Does the international community have it all wrong on Somalia? After 17 years, 14 transitional governments and more than $8 billion in foreign aid, the country is as violent, lawless – and, many say, as hopeless – as ever.

Oh noes, what can we do? Yes it is a genuine conundrum, but this is the odd thing, the article does tell the truth about what led to the latest catastrophe, except it’s buried in the second half-

By the early 2000s, several of those local courts began to gain strength, and in 2006 they united under an Islamist banner to fight warlords being paid by the Central Intelligence Agency. The Islamic courts won and disarmed and pacified much of south-central Somalia, following their own version of the building block approach. But the United States and Ethiopia considered the Islamic courts a terrorist threat, so the United States helped Ethiopia invade Somalia.

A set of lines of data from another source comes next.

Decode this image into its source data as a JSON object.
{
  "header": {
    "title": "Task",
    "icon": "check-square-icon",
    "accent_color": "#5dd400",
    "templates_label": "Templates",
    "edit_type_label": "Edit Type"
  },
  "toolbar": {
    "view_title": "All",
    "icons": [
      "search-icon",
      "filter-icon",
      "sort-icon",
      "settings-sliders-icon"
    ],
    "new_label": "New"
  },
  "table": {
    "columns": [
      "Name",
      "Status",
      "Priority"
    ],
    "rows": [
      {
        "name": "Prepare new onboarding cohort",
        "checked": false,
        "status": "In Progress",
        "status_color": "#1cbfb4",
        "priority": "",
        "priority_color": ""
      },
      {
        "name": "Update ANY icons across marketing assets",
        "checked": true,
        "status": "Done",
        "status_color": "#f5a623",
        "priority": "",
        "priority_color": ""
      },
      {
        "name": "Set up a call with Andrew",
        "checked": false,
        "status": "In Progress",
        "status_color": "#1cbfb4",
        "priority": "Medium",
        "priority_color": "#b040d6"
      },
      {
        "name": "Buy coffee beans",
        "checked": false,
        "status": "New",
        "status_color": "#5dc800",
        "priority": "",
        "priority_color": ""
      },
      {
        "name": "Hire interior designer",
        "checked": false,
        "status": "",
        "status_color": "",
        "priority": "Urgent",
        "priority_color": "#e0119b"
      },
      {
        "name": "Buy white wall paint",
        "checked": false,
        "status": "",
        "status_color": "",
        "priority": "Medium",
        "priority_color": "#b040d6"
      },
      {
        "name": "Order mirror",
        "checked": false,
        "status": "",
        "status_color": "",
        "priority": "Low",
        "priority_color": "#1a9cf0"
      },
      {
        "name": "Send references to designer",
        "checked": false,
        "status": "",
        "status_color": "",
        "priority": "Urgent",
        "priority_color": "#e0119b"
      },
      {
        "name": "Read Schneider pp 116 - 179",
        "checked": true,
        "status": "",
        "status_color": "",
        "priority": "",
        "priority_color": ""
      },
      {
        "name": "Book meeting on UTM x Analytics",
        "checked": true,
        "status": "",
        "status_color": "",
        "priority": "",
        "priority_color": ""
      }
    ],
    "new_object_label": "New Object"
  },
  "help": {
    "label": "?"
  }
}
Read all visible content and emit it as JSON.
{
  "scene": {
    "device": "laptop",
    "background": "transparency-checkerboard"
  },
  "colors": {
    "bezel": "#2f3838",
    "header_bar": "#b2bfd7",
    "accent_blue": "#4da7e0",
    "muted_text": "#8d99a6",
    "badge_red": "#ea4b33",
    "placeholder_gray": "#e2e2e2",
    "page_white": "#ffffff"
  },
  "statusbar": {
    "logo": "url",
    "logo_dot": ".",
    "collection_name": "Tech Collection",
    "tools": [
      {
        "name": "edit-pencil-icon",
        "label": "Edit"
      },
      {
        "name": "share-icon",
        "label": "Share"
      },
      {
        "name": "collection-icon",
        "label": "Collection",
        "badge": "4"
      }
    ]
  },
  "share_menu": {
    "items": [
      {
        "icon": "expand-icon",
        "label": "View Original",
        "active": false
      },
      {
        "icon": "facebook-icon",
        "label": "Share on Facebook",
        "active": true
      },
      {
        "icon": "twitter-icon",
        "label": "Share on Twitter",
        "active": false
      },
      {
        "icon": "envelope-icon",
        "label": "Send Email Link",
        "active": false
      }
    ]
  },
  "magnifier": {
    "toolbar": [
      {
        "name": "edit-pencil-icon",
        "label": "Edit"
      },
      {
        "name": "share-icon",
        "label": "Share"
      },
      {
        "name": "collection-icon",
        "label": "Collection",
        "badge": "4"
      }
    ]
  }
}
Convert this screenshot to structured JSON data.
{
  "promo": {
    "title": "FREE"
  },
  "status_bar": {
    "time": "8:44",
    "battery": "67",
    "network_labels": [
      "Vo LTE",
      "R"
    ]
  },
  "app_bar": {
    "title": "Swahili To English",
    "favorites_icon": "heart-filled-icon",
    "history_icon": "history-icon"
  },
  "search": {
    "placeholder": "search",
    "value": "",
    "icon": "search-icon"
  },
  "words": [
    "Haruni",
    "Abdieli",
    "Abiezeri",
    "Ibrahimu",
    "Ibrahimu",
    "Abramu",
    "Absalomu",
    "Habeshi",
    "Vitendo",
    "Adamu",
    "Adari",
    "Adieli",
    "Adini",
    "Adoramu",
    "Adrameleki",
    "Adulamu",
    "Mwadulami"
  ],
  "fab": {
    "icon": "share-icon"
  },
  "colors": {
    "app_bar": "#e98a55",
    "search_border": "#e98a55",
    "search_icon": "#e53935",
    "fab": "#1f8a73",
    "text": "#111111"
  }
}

Now I don’t know about you, but surely this context -that so many people have no awareness of (and Meles Zenawi in Ethiopia is a client leader so let’s not pretend America and Ethiopia *considering* is like two completely independent conclusions)- is sort of relevant in like… the first few lines when discussing the situation in Somalia, especially when people are looking for solutions. One of course presents itself- whatever else you do, stop the US Empire from rampaging around the place, it’s not helping! Thankfully for Team USA the NYT editors protects it’s cursory readers from such conclusions. Like a treasure hunt that works only for the dedicated sifter of copy.